● **Activity**:
All of the data below is to be returned unaltered.

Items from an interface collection

*** Block opens ***

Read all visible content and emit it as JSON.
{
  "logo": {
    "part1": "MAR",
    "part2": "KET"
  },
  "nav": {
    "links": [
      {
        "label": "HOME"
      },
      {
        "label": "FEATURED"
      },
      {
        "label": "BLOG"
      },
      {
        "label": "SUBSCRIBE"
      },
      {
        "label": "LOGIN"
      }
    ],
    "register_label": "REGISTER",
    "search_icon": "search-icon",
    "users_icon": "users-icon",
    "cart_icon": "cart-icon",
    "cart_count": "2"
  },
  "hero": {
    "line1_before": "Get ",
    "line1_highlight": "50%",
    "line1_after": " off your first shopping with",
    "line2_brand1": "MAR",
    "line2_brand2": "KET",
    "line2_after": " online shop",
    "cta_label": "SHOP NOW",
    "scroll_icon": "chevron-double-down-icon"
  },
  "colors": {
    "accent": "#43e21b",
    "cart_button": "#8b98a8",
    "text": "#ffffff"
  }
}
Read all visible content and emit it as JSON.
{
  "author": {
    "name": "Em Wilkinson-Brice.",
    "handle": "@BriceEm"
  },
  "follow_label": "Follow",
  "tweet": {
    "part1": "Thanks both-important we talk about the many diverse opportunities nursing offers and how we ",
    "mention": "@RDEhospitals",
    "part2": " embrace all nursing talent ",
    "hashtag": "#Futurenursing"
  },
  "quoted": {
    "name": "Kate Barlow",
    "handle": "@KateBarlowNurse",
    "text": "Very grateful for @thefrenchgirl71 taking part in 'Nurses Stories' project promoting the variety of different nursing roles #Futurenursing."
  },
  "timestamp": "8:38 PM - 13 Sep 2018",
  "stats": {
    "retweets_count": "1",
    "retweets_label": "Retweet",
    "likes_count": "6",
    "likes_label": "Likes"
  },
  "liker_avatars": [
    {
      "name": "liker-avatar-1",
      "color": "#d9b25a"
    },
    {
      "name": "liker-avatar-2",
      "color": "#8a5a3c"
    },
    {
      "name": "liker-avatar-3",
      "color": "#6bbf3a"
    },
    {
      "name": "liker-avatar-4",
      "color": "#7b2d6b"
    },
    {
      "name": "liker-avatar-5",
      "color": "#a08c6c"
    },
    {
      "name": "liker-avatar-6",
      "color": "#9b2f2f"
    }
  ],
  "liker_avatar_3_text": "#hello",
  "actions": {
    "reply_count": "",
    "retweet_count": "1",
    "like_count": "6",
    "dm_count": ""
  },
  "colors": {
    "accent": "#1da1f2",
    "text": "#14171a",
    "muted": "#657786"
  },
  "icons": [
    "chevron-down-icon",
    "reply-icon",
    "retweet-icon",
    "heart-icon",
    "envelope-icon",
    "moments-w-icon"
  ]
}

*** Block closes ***

● **Solution to this exercise**:
Read all visible content and emit it as JSON.
{
  "logo": {
    "part1": "MAR",
    "part2": "KET"
  },
  "nav": {
    "links": [
      {
        "label": "HOME"
      },
      {
        "label": "FEATURED"
      },
      {
        "label": "BLOG"
      },
      {
        "label": "SUBSCRIBE"
      },
      {
        "label": "LOGIN"
      }
    ],
    "register_label": "REGISTER",
    "search_icon": "search-icon",
    "users_icon": "users-icon",
    "cart_icon": "cart-icon",
    "cart_count": "2"
  },
  "hero": {
    "line1_before": "Get ",
    "line1_highlight": "50%",
    "line1_after": " off your first shopping with",
    "line2_brand1": "MAR",
    "line2_brand2": "KET",
    "line2_after": " online shop",
    "cta_label": "SHOP NOW",
    "scroll_icon": "chevron-double-down-icon"
  },
  "colors": {
    "accent": "#43e21b",
    "cart_button": "#8b98a8",
    "text": "#ffffff"
  }
}
Read all visible content and emit it as JSON.
{
  "author": {
    "name": "Em Wilkinson-Brice.",
    "handle": "@BriceEm"
  },
  "follow_label": "Follow",
  "tweet": {
    "part1": "Thanks both-important we talk about the many diverse opportunities nursing offers and how we ",
    "mention": "@RDEhospitals",
    "part2": " embrace all nursing talent ",
    "hashtag": "#Futurenursing"
  },
  "quoted": {
    "name": "Kate Barlow",
    "handle": "@KateBarlowNurse",
    "text": "Very grateful for @thefrenchgirl71 taking part in 'Nurses Stories' project promoting the variety of different nursing roles #Futurenursing."
  },
  "timestamp": "8:38 PM - 13 Sep 2018",
  "stats": {
    "retweets_count": "1",
    "retweets_label": "Retweet",
    "likes_count": "6",
    "likes_label": "Likes"
  },
  "liker_avatars": [
    {
      "name": "liker-avatar-1",
      "color": "#d9b25a"
    },
    {
      "name": "liker-avatar-2",
      "color": "#8a5a3c"
    },
    {
      "name": "liker-avatar-3",
      "color": "#6bbf3a"
    },
    {
      "name": "liker-avatar-4",
      "color": "#7b2d6b"
    },
    {
      "name": "liker-avatar-5",
      "color": "#a08c6c"
    },
    {
      "name": "liker-avatar-6",
      "color": "#9b2f2f"
    }
  ],
  "liker_avatar_3_text": "#hello",
  "actions": {
    "reply_count": "",
    "retweet_count": "1",
    "like_count": "6",
    "dm_count": ""
  },
  "colors": {
    "accent": "#1da1f2",
    "text": "#14171a",
    "muted": "#657786"
  },
  "icons": [
    "chevron-down-icon",
    "reply-icon",
    "retweet-icon",
    "heart-icon",
    "envelope-icon",
    "moments-w-icon"
  ]
}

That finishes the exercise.